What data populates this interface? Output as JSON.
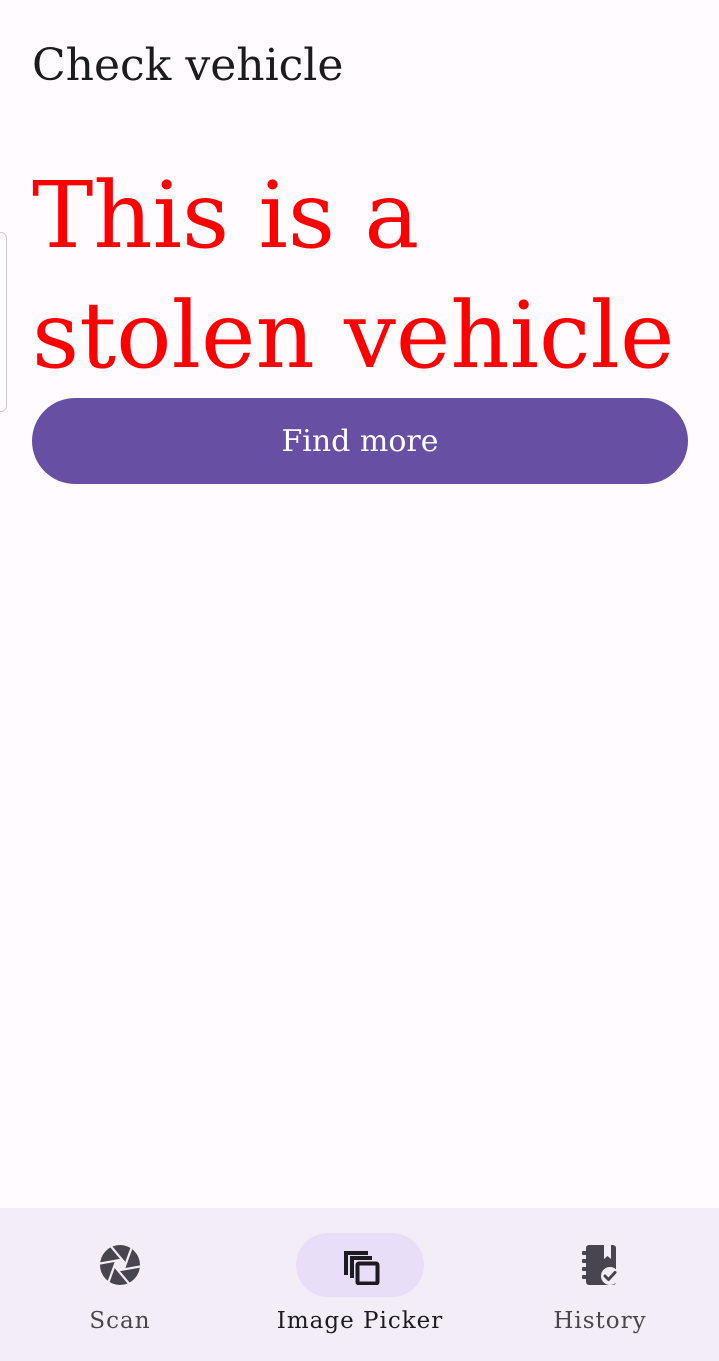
{
  "app_bar": {
    "title": "Check vehicle"
  },
  "result": {
    "message": "This is a stolen vehicle",
    "message_color": "#FF0000"
  },
  "actions": {
    "find_more_label": "Find more"
  },
  "bottom_nav": {
    "selected": "Image Picker",
    "items": [
      {
        "label": "Scan",
        "icon": "camera-shutter-icon"
      },
      {
        "label": "Image Picker",
        "icon": "image-picker-icon"
      },
      {
        "label": "History",
        "icon": "history-notebook-icon"
      }
    ]
  },
  "colors": {
    "background": "#FFFBFE",
    "primary": "#6750A4",
    "nav_background": "#F3EDF7",
    "nav_indicator": "#E8DEF8",
    "alert": "#FF0000"
  }
}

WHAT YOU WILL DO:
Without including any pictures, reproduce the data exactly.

ANSWER BOX:
What data populates this interface? Output as JSON.
{
  "app_bar": {
    "title": "Check vehicle"
  },
  "result": {
    "message": "This is a stolen vehicle",
    "message_color": "#FF0000"
  },
  "actions": {
    "find_more_label": "Find more"
  },
  "bottom_nav": {
    "selected": "Image Picker",
    "items": [
      {
        "label": "Scan",
        "icon": "camera-shutter-icon"
      },
      {
        "label": "Image Picker",
        "icon": "image-picker-icon"
      },
      {
        "label": "History",
        "icon": "history-notebook-icon"
      }
    ]
  },
  "colors": {
    "background": "#FFFBFE",
    "primary": "#6750A4",
    "nav_background": "#F3EDF7",
    "nav_indicator": "#E8DEF8",
    "alert": "#FF0000"
  }
}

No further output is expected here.